→ **Problem description**:
Below are records; copy every line among them that contains the word "JSON".

→ **Available data**:
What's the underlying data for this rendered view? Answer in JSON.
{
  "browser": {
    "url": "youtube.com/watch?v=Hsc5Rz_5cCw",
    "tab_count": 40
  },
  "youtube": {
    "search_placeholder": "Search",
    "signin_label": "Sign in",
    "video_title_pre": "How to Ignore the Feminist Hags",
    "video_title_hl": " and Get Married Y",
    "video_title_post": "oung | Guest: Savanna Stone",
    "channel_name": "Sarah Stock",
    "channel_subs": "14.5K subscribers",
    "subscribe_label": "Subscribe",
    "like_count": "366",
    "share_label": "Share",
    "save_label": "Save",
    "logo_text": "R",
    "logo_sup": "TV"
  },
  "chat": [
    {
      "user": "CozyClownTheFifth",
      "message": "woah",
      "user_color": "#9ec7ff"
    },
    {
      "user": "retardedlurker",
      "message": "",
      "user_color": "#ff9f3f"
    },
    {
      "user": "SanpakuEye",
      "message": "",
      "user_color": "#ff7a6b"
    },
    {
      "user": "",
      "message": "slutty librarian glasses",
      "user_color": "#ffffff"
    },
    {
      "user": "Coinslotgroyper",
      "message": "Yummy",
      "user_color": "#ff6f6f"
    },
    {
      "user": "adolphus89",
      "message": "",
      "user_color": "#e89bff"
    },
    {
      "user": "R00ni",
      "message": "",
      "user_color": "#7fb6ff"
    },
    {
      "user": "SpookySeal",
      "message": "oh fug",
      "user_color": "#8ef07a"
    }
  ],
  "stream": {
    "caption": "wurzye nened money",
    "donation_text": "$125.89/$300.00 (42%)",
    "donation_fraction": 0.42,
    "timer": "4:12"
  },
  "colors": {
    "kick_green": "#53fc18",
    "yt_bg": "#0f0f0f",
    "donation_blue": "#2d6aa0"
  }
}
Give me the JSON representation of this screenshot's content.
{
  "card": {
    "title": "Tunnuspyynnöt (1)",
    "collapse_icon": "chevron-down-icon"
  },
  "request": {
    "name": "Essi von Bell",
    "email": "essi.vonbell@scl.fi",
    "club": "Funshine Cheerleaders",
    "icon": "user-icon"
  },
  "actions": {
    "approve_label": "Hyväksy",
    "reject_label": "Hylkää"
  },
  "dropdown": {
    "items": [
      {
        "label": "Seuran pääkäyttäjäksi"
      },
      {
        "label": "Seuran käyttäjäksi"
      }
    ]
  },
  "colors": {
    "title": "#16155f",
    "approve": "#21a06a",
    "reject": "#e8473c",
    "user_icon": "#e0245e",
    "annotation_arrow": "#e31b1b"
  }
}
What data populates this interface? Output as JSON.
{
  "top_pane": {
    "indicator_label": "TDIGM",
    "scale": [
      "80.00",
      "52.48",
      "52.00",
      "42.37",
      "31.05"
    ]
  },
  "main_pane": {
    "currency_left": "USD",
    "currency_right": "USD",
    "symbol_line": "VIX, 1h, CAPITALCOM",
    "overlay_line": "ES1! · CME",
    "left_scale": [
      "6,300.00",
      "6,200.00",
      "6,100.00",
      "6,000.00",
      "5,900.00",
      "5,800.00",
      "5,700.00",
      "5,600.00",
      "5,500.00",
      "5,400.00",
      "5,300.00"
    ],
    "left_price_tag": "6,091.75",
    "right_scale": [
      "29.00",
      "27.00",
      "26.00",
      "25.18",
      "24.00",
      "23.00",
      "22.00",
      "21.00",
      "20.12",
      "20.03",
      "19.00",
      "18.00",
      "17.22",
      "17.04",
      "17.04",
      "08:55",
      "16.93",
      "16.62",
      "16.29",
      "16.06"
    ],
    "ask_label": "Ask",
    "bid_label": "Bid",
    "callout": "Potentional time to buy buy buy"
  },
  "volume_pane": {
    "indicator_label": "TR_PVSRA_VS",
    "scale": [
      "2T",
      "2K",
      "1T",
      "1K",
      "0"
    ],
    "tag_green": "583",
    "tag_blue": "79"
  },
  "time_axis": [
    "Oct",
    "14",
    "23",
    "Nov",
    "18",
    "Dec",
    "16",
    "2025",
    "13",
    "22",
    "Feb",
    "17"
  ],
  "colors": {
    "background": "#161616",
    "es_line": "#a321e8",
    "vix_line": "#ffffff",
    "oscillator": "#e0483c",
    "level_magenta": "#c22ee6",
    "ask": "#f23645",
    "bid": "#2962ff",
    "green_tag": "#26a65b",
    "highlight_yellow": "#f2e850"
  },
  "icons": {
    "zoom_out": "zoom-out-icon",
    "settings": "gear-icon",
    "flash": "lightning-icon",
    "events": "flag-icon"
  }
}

→ **Exercise answer**:
What's the underlying data for this rendered view? Answer in JSON.
Give me the JSON representation of this screenshot's content.
What data populates this interface? Output as JSON.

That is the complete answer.